* YOUR TASK: Copy each line of the entries that contains the word "earnings".

(Component data from apps and pages)
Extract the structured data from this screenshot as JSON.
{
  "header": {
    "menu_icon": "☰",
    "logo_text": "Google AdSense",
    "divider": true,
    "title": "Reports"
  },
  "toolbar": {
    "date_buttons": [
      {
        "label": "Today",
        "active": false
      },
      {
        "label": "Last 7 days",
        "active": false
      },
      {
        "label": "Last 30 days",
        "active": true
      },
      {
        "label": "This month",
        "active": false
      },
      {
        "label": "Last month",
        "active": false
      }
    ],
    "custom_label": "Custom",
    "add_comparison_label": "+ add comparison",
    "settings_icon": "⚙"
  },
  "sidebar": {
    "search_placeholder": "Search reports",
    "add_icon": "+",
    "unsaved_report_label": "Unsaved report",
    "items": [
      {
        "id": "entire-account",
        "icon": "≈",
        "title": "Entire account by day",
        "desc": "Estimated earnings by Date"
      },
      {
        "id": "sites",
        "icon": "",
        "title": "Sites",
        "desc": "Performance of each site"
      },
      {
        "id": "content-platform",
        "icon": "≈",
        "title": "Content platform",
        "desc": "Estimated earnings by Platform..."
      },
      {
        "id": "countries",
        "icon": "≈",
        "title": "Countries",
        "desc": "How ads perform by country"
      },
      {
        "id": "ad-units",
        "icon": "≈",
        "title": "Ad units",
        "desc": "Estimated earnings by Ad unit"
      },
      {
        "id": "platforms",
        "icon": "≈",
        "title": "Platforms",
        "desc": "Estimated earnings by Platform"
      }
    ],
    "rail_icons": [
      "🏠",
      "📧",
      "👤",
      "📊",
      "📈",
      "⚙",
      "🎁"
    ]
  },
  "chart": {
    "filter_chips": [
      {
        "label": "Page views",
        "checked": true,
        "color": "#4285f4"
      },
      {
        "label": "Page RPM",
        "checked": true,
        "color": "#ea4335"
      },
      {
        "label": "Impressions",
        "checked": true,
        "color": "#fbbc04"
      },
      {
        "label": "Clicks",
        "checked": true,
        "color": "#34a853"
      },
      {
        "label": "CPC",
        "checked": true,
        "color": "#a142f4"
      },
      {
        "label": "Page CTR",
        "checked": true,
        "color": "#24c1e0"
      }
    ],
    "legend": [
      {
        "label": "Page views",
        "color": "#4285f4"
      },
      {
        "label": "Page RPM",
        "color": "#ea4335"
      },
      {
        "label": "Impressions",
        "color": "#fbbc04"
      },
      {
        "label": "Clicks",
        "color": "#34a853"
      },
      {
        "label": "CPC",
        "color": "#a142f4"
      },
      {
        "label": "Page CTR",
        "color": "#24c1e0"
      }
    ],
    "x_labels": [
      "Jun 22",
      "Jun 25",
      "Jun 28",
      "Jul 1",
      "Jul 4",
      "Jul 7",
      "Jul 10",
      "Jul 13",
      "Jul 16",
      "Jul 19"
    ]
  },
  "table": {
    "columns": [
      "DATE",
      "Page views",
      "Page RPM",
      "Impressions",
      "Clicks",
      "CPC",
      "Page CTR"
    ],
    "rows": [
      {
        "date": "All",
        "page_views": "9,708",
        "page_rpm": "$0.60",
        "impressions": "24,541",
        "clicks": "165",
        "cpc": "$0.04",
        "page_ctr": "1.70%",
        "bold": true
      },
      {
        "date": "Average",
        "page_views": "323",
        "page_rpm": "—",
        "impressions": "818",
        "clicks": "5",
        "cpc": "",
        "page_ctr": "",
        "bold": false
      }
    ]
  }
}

* REPLY:
        "desc": "Estimated earnings by Date"
        "desc": "Estimated earnings by Platform..."
        "desc": "Estimated earnings by Ad unit"
        "desc": "Estimated earnings by Platform"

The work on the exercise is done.